A membership site is a more advanced version of a download page. Somebody sees your site, they choose to click on the payment button and pay you money, but after they check-out for their purchase, they are sent to a registration page where they can fill out their very own unique username and password. What this means is that every single person who buys from you has their own unique log-in details, their own unique username and password to get back to your membership site later. This means it is fully protected against people who try to find a download file. It means that if someone loses their details, they can use the lost, password functionality to get it back and best of all, if someone cancels or refunds from your membership site, then their account is locked and they can no longer get access to your site.
Another cool thing about membership sites is you can host different items for download in the same membership site. Somebody could purchase product number one, and log-in to your membership site, download it, then purchase product number two and log-in to the same site with the same details and now see both items they just paid for.
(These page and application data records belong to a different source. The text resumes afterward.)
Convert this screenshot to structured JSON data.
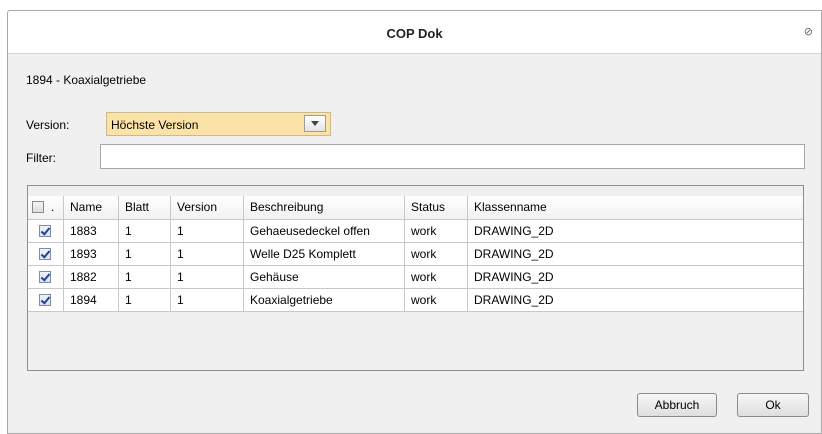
{
  "window": {
    "title": "COP Dok",
    "close_glyph": "⊘"
  },
  "document": {
    "label": "1894 - Koaxialgetriebe"
  },
  "version": {
    "label": "Version:",
    "selected": "Höchste Version"
  },
  "filter": {
    "label": "Filter:",
    "value": "",
    "placeholder": ""
  },
  "table": {
    "columns": [
      "",
      "Name",
      "Blatt",
      "Version",
      "Beschreibung",
      "Status",
      "Klassenname"
    ],
    "header_checkbox_checked": false,
    "rows": [
      {
        "checked": true,
        "name": "1883",
        "blatt": "1",
        "version": "1",
        "beschreibung": "Gehaeusedeckel offen",
        "status": "work",
        "klassenname": "DRAWING_2D"
      },
      {
        "checked": true,
        "name": "1893",
        "blatt": "1",
        "version": "1",
        "beschreibung": "Welle D25 Komplett",
        "status": "work",
        "klassenname": "DRAWING_2D"
      },
      {
        "checked": true,
        "name": "1882",
        "blatt": "1",
        "version": "1",
        "beschreibung": "Gehäuse",
        "status": "work",
        "klassenname": "DRAWING_2D"
      },
      {
        "checked": true,
        "name": "1894",
        "blatt": "1",
        "version": "1",
        "beschreibung": "Koaxialgetriebe",
        "status": "work",
        "klassenname": "DRAWING_2D"
      }
    ]
  },
  "buttons": {
    "cancel": "Abbruch",
    "ok": "Ok"
  },
  "colors": {
    "select_bg": "#fbe3a7",
    "dialog_bg": "#f0f0f0",
    "check_mark": "#2a3f8e"
  }
}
The thing to remember the most is that a membership site is not necessarily something where you collect a monthly fee. It can be a site where you take money one single time, or it can be a site that is completely free but it’s just a protected download area that is only open to people who are supposed to get access to that download.
The best membership software runs on top of the WordPress, but the problem with the WordPress is, it has thousands and thousands of plug-ins and it’s difficult to choose which ones you should add to your site. That’s why the top three plug-ins I use in my membership sites are the Subscribe to Comment plug-in, the Category Post plug-in, and the WP Audio Player plug-in.
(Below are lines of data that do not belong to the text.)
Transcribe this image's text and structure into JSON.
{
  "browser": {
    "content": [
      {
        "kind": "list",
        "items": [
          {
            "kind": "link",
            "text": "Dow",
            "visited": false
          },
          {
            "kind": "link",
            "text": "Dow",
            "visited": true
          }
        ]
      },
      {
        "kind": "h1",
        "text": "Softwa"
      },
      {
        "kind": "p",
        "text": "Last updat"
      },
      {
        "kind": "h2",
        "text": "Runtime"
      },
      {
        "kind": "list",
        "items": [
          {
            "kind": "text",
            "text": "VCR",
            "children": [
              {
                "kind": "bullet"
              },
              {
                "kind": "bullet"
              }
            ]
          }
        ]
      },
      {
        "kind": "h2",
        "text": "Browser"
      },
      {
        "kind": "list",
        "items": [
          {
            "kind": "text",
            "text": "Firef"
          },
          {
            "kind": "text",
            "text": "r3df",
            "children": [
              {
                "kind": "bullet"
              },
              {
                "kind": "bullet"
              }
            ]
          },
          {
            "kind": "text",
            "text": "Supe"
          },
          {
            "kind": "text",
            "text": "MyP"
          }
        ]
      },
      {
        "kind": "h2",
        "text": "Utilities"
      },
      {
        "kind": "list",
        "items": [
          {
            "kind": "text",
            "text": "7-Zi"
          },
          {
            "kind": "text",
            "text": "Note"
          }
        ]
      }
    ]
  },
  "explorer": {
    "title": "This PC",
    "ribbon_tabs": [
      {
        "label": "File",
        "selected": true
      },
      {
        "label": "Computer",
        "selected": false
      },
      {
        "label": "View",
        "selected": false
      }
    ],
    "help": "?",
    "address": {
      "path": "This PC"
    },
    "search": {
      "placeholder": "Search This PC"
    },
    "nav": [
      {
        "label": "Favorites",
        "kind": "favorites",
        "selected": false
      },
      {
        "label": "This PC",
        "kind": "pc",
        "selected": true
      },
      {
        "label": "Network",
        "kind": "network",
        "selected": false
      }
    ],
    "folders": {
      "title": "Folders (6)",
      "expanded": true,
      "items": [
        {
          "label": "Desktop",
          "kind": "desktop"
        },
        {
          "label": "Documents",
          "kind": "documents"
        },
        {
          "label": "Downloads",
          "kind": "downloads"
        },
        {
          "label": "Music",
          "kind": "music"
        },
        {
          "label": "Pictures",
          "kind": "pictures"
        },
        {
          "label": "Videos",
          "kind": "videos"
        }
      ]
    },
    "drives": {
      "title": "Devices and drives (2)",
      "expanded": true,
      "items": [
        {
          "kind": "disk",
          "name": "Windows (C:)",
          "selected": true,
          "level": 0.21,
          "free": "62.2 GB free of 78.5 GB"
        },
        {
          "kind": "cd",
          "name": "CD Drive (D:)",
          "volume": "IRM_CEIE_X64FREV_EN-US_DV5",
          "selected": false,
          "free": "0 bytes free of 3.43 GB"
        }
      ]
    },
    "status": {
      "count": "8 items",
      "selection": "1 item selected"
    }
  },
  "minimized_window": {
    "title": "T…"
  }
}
First of all, the Subscribe to Comments plug-in is very useful because you can have posts in your membership site and people can come and leave comments under those posts to add to the discussion or ask questions, but the problem is, many people will log-in, leave a comment, and leave never to return, and if they do return, they have come back too late and the discussion is over. But, Subscribe to Comments changes that. If you leave a comment under someone’s post, and another member comes back and replies to that comment, then you will receive an e-mail. Then if a third person comes in and leaves a comment, then both of you will receive e-mails, and so on. Basically, every person who has left a comment under a particular post gets updates anytime anyone leaves a comment under them. It’s great for keeping the discussion on the membership site going without you having to do any extra work.
The Category Post Widget plug-in allows you to add a listing of all of the posts in a specific category on your side bar. What I’d like to do is add a section on my side bar for every category of my site and what that means is that every single post is listed on my side bar but they are all grouped by category. And that means that someone can see a listing of all the video posts, all the audio posts, all the beginner posts, all the advanced posts, and jump to any particular piece of content within the membership site.
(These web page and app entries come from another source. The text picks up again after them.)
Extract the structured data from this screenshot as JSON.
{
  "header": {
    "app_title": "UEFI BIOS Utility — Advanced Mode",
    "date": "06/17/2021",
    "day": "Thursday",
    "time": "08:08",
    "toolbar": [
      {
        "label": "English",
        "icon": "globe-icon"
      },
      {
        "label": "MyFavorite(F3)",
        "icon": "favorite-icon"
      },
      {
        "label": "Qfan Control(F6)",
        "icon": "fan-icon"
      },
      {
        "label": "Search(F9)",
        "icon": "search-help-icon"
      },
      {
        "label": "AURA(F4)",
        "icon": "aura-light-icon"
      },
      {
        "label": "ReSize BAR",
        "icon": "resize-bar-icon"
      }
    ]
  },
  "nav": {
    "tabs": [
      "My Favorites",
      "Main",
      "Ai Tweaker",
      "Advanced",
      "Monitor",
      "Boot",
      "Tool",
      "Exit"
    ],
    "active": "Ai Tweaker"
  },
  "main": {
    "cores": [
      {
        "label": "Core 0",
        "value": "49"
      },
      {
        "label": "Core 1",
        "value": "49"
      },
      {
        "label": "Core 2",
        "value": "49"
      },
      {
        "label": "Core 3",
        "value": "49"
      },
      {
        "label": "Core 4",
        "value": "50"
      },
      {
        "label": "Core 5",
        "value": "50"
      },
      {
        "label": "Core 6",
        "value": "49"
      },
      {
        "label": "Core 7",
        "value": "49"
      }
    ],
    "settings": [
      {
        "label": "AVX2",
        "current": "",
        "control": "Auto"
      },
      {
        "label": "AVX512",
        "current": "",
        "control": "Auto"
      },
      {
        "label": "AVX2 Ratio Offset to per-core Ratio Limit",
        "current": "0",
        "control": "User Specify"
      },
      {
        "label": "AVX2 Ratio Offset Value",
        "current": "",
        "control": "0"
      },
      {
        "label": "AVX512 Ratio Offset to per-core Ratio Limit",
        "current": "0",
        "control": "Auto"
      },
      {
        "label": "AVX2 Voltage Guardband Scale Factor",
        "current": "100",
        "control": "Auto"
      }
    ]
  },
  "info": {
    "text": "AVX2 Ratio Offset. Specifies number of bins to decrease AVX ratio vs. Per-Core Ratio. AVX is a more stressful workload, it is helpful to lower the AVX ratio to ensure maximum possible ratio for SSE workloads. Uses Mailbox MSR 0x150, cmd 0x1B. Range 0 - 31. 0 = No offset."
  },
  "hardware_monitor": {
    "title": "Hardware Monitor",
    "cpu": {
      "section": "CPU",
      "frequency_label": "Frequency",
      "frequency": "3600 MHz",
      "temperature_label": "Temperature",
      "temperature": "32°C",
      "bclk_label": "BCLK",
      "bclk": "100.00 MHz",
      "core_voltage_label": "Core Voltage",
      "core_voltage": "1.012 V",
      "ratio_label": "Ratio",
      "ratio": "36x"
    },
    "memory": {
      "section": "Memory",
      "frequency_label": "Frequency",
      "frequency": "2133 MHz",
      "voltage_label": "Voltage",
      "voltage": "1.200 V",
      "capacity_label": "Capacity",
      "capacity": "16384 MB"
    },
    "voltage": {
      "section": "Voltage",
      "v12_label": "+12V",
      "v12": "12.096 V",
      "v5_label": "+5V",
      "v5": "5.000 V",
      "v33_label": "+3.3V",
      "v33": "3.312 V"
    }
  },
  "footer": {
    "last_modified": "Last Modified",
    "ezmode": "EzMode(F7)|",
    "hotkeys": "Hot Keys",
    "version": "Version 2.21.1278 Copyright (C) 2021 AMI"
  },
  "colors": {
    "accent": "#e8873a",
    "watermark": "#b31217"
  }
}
And finally, the WP Audio Player plug-in makes it very easy to add audio to your website. For many people, video is too complicated or too scary, but audio is a good first step because audio doesn’t require writing and doesn’t require a lot of preparations. You simply start talking and that is your recording. And many people can get the majority of what you get in a video or an article with an audio, and you can still get the audio transcribed later. That’s why I like the WP Audio Player plug-in, I’ll record mp3 files as content for a membership site, upload it, and the player makes the audio available right there on the page.
So, the top plug-ins you should use in a membership site that you can get for free are the Subscribe to Comments plug-in for discussion, the Category Post plug-in for navigation, and the WP Audio Player plug-in for multi-media.